The first is the stick-in-the-mud. He says: "I've been in this company for 25 years, I've always got on okay, and I don't need a college boy telling me how to do my job."
The second type is the jobsworth. He is also well established, and he says: "I've been in this job for 25 years. Maybe there's something in this partnering. Maybe I should go on a course and learn about it. The snag is that while I'm doing that, that whippersnapper who's just joined from university will get my job. So I'll stay put."
These are the least worrying objections. They can be addressed by strong leadership and sympathetic retraining and career development.
Look, luv, your job is to look for weaknesses in the information to see where we can make claims
Much more serious is the third type, the one who just doesn't get it. This person says: "Partnering? There's nothing new in it. I've always done it. I've always got on well with my clients, even if I only worked for them once. Yes, the final account took years to settle, but that's the industry, isn't it? I've never had any complaints from our subbies, and if I did I wouldn't give them any more work."
Then we have the fourth sort, the diehard sceptic. Some are congenital, such as the site manager who makes the following response to inquiries about partnering: "I run this site, not the governor. He only comes once a month. When he does, I'll tell him I'm partnering. Meanwhile, I'll carry on doing it my way – and hey, you, shift that *m%!ng scaffolding now before I stick it up your @*§e." Others are sceptical for a living. So we have the lawyers who believe as an article of faith that the client will always seek to rip off the builder, or vice versa, or the builder to screw down the subcontractor, or vice versa, and that the only way to prevent this happening is to insist on tough contract conditions that tip risk away from their own clients. The answer to these people, the congenital and the professional sceptic, is to woo them with real commitment from their clients.
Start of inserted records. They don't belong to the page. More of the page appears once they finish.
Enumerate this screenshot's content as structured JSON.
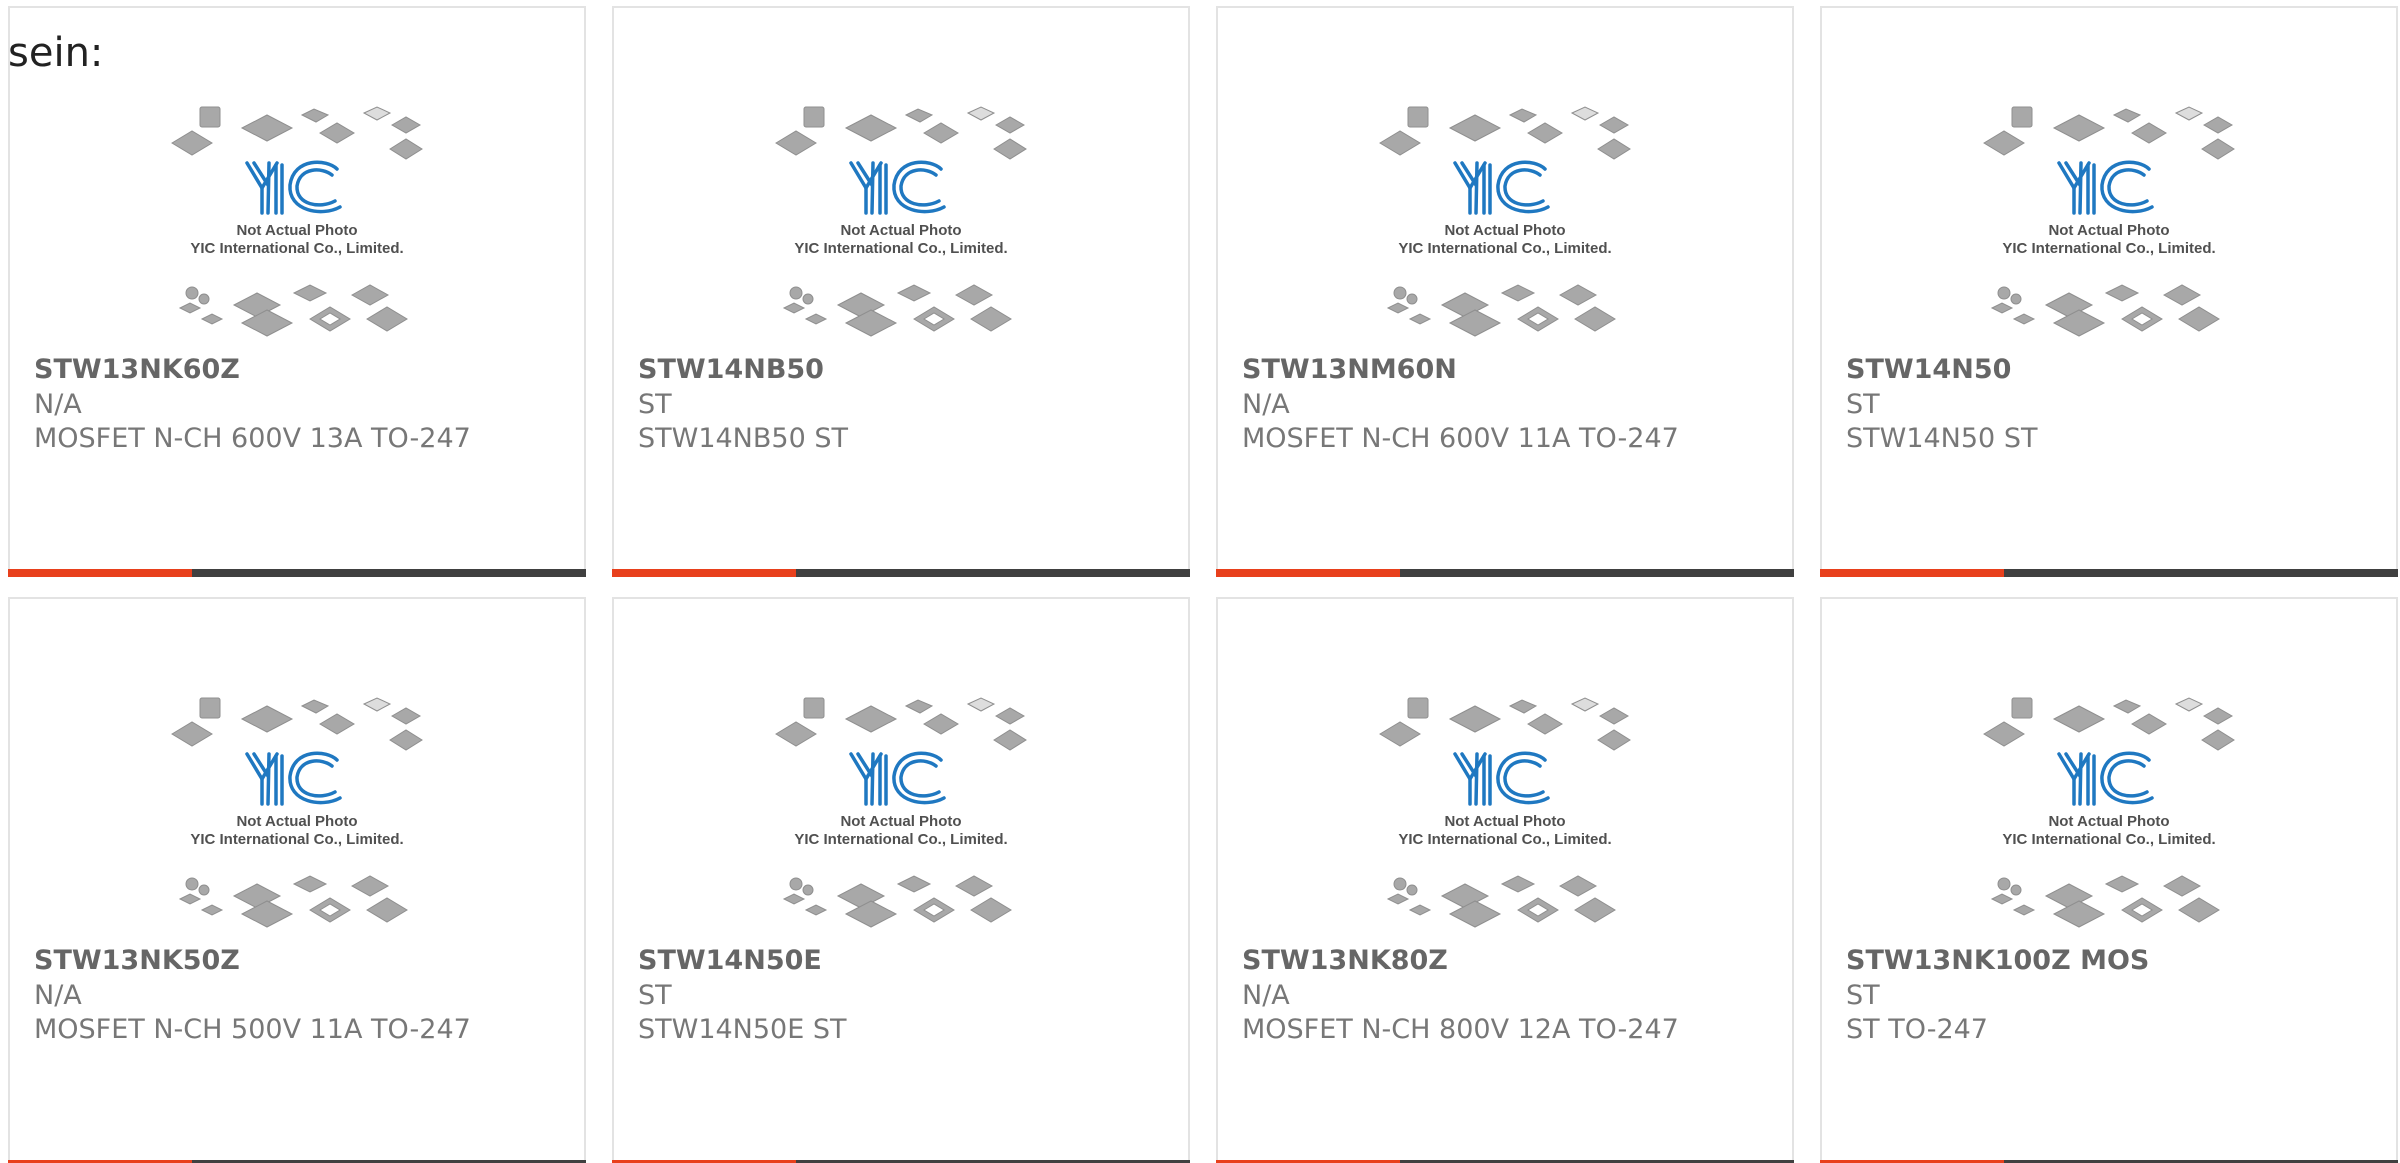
{
  "intro": "sein:",
  "placeholder_image": {
    "line1": "Not Actual Photo",
    "line2": "YIC International Co., Limited."
  },
  "colors": {
    "accent": "#e8401c",
    "bar": "#404040",
    "logo": "#1f78c1"
  },
  "products": [
    {
      "part": "STW13NK60Z",
      "maker": "N/A",
      "desc": "MOSFET N-CH 600V 13A TO-247"
    },
    {
      "part": "STW14NB50",
      "maker": "ST",
      "desc": "STW14NB50 ST"
    },
    {
      "part": "STW13NM60N",
      "maker": "N/A",
      "desc": "MOSFET N-CH 600V 11A TO-247"
    },
    {
      "part": "STW14N50",
      "maker": "ST",
      "desc": "STW14N50 ST"
    },
    {
      "part": "STW13NK50Z",
      "maker": "N/A",
      "desc": "MOSFET N-CH 500V 11A TO-247"
    },
    {
      "part": "STW14N50E",
      "maker": "ST",
      "desc": "STW14N50E ST"
    },
    {
      "part": "STW13NK80Z",
      "maker": "N/A",
      "desc": "MOSFET N-CH 800V 12A TO-247"
    },
    {
      "part": "STW13NK100Z MOS",
      "maker": "ST",
      "desc": "ST TO-247"
    }
  ]
}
The fifth is the control freak. A good example is the designer who feels that the formation of an integrated project team marginalises them. They would rather stick with the traditional system of a disconnected series of performers with one contract administrator and leader – them. Others, of course, are involved in real partnering, and support it.